Category Archives: publishing

Future of Editing – some reflections on Nicole Pohl on Sarah Scott

The seminar in today’s The Future of Editing series, “An Editor’s duty is indeed that of most danger’ (Piozzi): editing Sarah Robinson Scott“, by Nicole Pohl that the Bodleian Digital Library Systems and Services is holding at the Oxford e-Research Centre was a thought provoking one in terms the questions raised a series of points […]

Publishers are not superfluous

I  saw this tweet via @tomabba who is doing some excellent and exciting stuff with digital books. In my mind, it epitomises the arrogance coming from the ill-educated about publishing and what publishers do: Oh, piss off, Matt Yglesias. Piss. Right. Off. — iucounu (@iucounu) October 22, 2014   Yes, the times, they are […]

A blog becomes a book and thoughts on the process

The discussion on the future of publishing, or at least the strand that has come my way, is often about how digital is eating traditional publisher’s lunch. Techcrunch‘s John Biggs has written a few posts about this recently and the Kindle Unlimited launch and whether it is a good thing or not and Danny Crichton […]

Communities, hackers and curators – some thoughts on parts of the openGLAM meeting

I was fortunate enough to get invited to the OpenGLAM expert meeting (at which I felt a slight fraud – but you get over these things quickly) on Building the Cultural Commons as part of the OKFestival. James Harriman-Smith and I had attempted to do something similar with Panton Principles for Humanities and Literature a […]

The book is dead, long live the book?

Forbes Magazine, via Hacker news, has an article by Trevor Butterworth, ‘As The Age Of The Physical Book Retreats, The Cult Of The Physical Book Advances‘, which perhaps re-states where we are with publishing and bookselling. The physical book is enjoying a bit of renaissance in the sense that it appers to be viewed as […]

Minor musings on publishing

I’ve been reading some of Alistair Horne’s tweets marked #pubnow on Twitter, following some of Richard Charkin’s comments in his talk. One of his tweets is that financial publishers are transforming themselves into an information platform, following another that academic publishers are joining together to create platforms. It seems that there is some confusion, if […]

Hacking the book – a quick overview of Book Hackday

I  went to the Book Hackday on Saturday that was supported and organised by the Creative Industries iNet; Electric Bookshop; Geekcamp; idno; Free Word; and Perera. I’d been looking forward to this event, though with some trepidation. It sounds like I took the sensible option of walking from the bus stop over to Clerkenwell but I do like walking […]

CouchDb and Documents

I’ve been have a pre-Book HackDay hack at home (in between cat wrangling duties!) to use Couch DB in managing documents. Since it is a document centred database, no surprise there, but I’ve looking at it from the perspective of creating a system to allow to create their own documentation and make notes against the […]

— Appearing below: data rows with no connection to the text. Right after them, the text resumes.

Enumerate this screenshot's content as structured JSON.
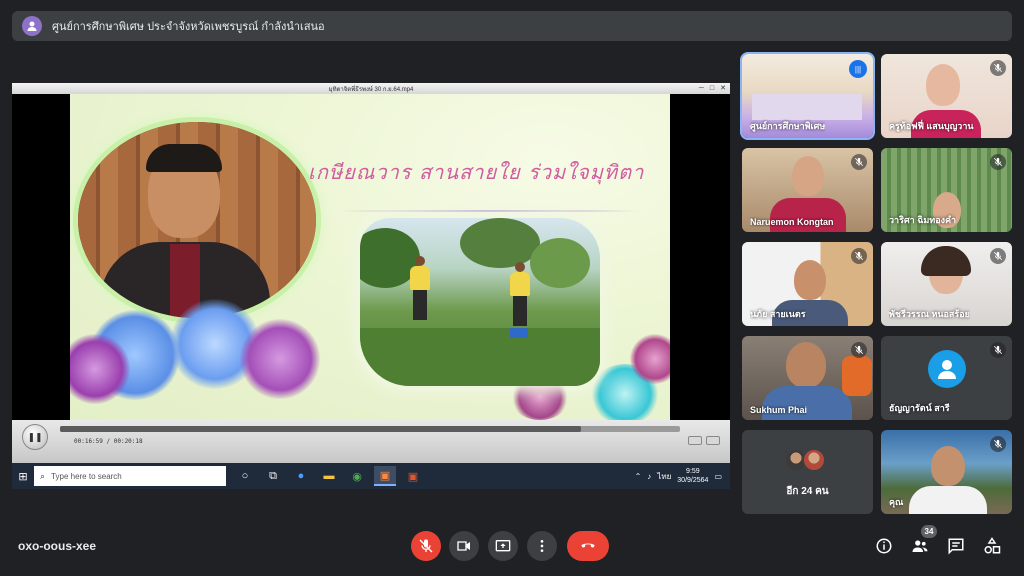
{
  "banner": {
    "text": "ศูนย์การศึกษาพิเศษ ประจำจังหวัดเพชรบูรณ์ กำลังนำเสนอ",
    "icon": "person-icon"
  },
  "player": {
    "title": "มุทิตาจิตพี่ธีรพงษ์ 30 ก.ย.64.mp4",
    "time_text": "00:16:59 / 00:20:18",
    "progress": 0.84
  },
  "slide": {
    "title": "เกษียณวาร สานสายใย ร่วมใจมุทิตา"
  },
  "taskbar": {
    "search_placeholder": "Type here to search",
    "language": "ไทย",
    "time": "9:59",
    "date": "30/9/2564"
  },
  "participants": [
    {
      "name": "ศูนย์การศึกษาพิเศษ",
      "status": "speaking"
    },
    {
      "name": "ครูท้อฟฟี่ แสนบุญวาน",
      "status": "muted"
    },
    {
      "name": "Naruemon Kongtan",
      "status": "muted"
    },
    {
      "name": "วาริศา ฉิมทองคำ",
      "status": "muted"
    },
    {
      "name": "นภัย สายเนตร",
      "status": "muted"
    },
    {
      "name": "พัชรีวรรณ หนอสร้อย",
      "status": "muted"
    },
    {
      "name": "Sukhum Phai",
      "status": "muted"
    },
    {
      "name": "ธัญญารัตน์ สารี",
      "status": "muted"
    },
    {
      "name": "คุณ",
      "status": "muted"
    }
  ],
  "more_tile": {
    "label": "อีก 24 คน"
  },
  "bottom_bar": {
    "meeting_code": "oxo-oous-xee",
    "people_count": "34"
  },
  "colors": {
    "background": "#202124",
    "danger": "#ea4335",
    "speaking_border": "#8ab4f8"
  }
}
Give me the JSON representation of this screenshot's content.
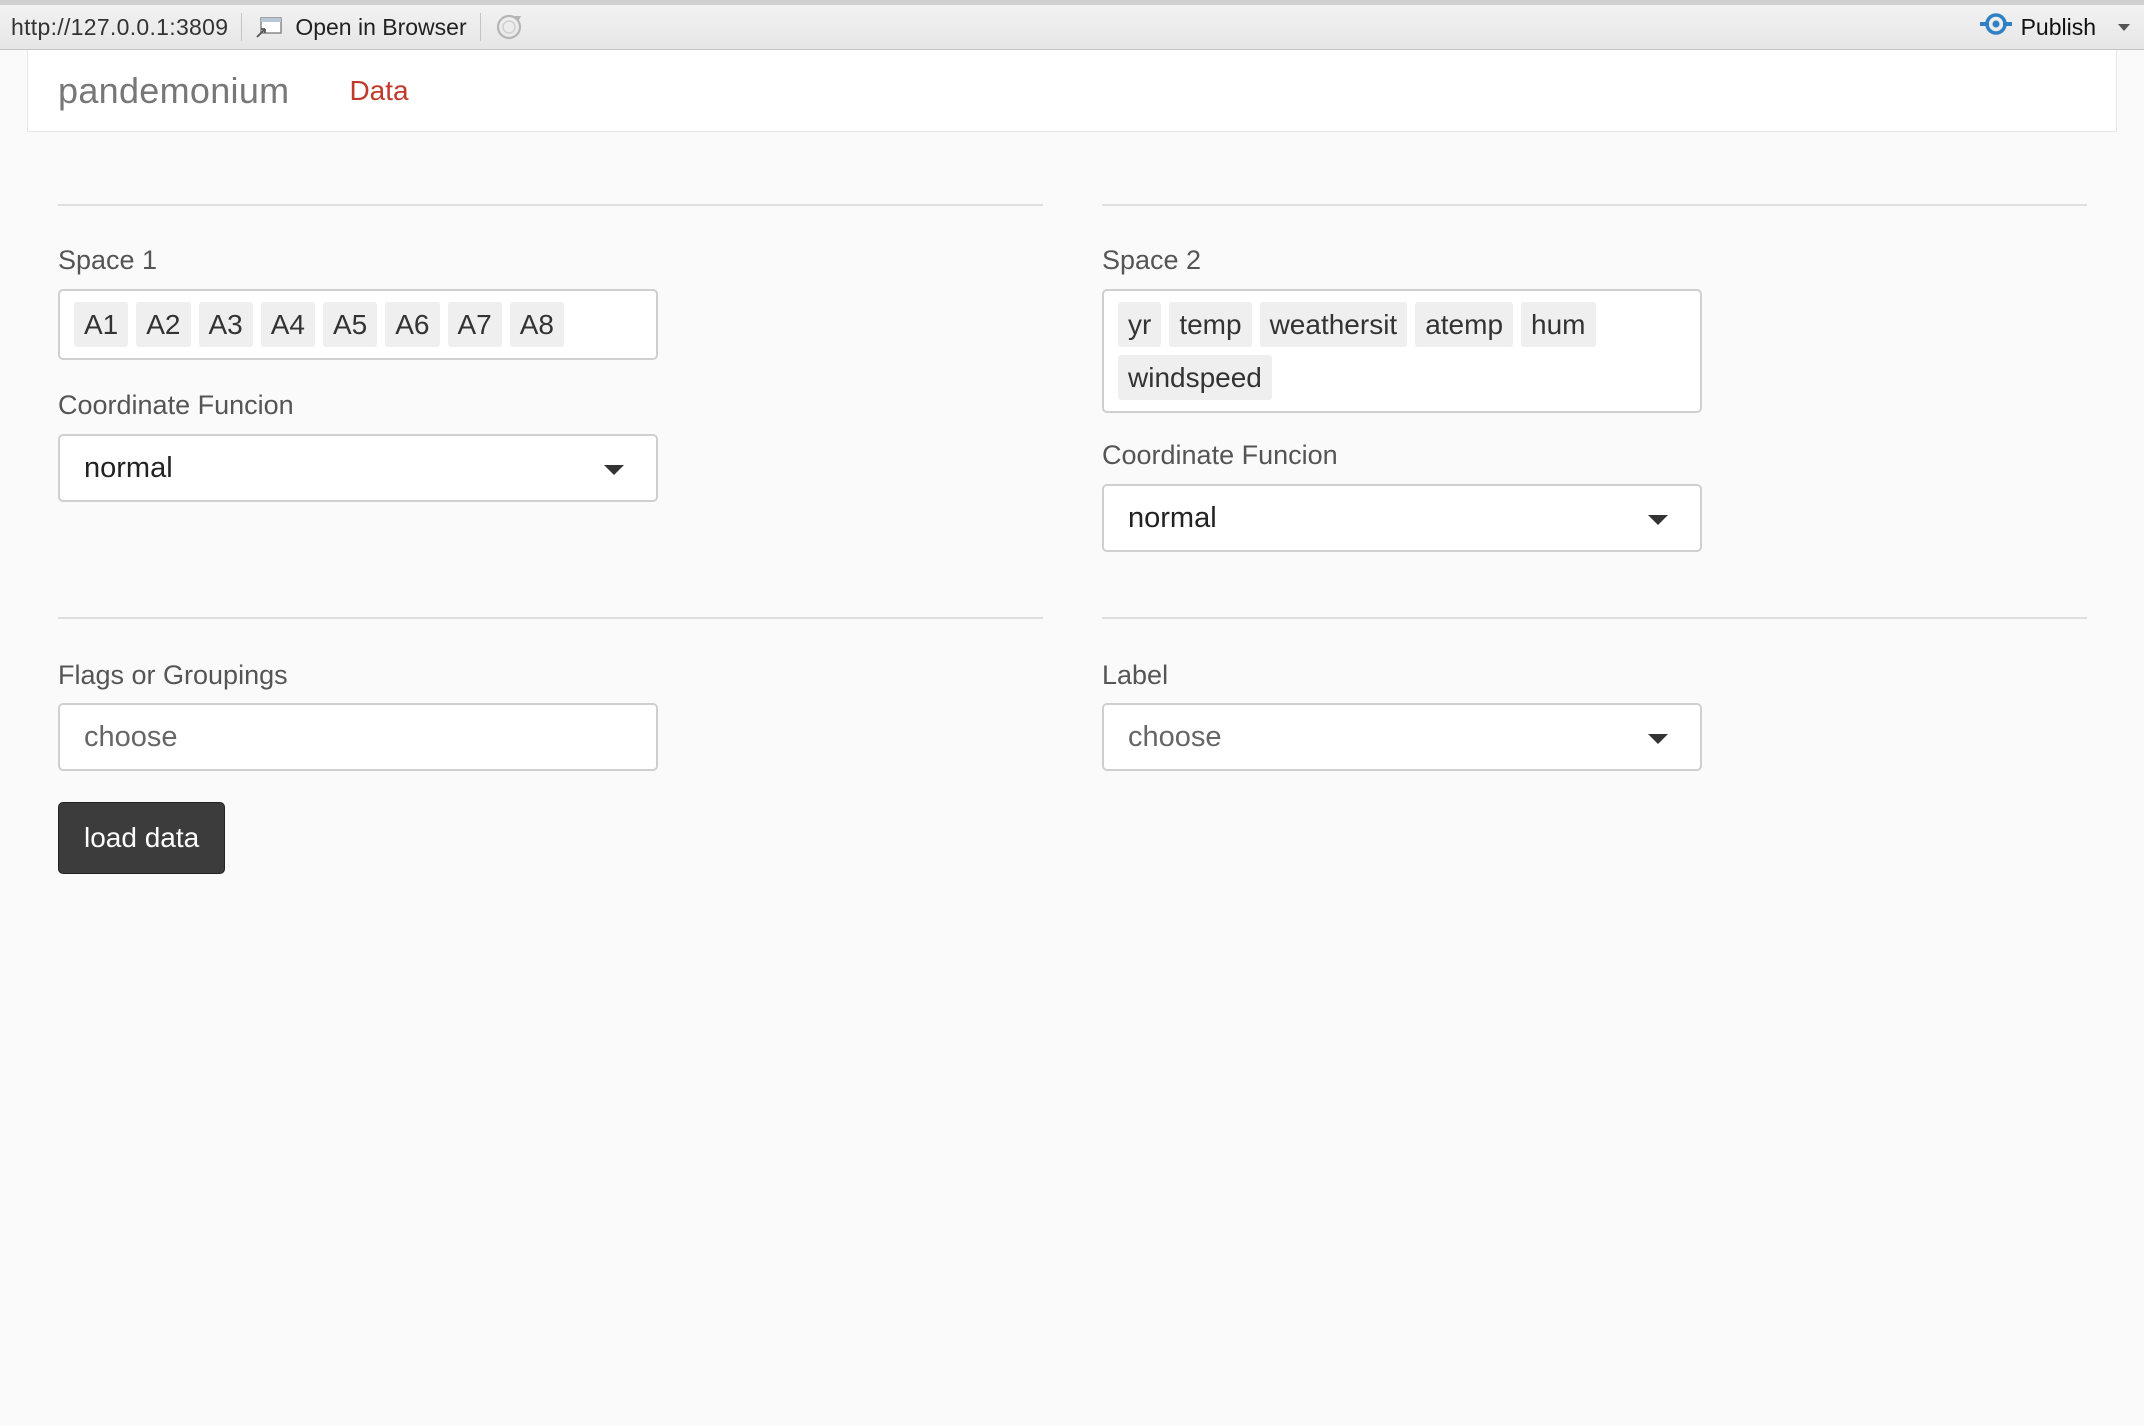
{
  "viewer": {
    "url": "http://127.0.0.1:3809",
    "open_in_browser": "Open in Browser",
    "publish": "Publish"
  },
  "navbar": {
    "brand": "pandemonium",
    "tabs": [
      {
        "label": "Data",
        "active": true
      }
    ]
  },
  "space1": {
    "label": "Space 1",
    "selected": [
      "A1",
      "A2",
      "A3",
      "A4",
      "A5",
      "A6",
      "A7",
      "A8"
    ],
    "coord_label": "Coordinate Funcion",
    "coord_value": "normal"
  },
  "space2": {
    "label": "Space 2",
    "selected": [
      "yr",
      "temp",
      "weathersit",
      "atemp",
      "hum",
      "windspeed"
    ],
    "coord_label": "Coordinate Funcion",
    "coord_value": "normal"
  },
  "flags": {
    "label": "Flags or Groupings",
    "placeholder": "choose"
  },
  "label_select": {
    "label": "Label",
    "placeholder": "choose"
  },
  "load_button": "load data",
  "colors": {
    "nav_active": "#c0392b",
    "button_bg": "#3c3c3c",
    "page_bg": "#fafafa",
    "publish_icon": "#2f80c4"
  }
}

The orphans are not being exploited

It appears that a court might be able to see some sense and stop Google digitising orphan works, according to a judgement today (source: Wired ). A US federal judge commented that whilst the agreement is good, it went to far. The original agreement appears to have given Google the right to digitise and sell […]

On, cried the leaders – the charge of the self-published

Paul Carr has an excellent post on Techcrunch regarding self-publishing and being damned. I agree with him in his analysis that this is going to be certain career suicide for the less famous author. Seth Godin has a following that means he has a market and I suspect that a fair amount of the followers […]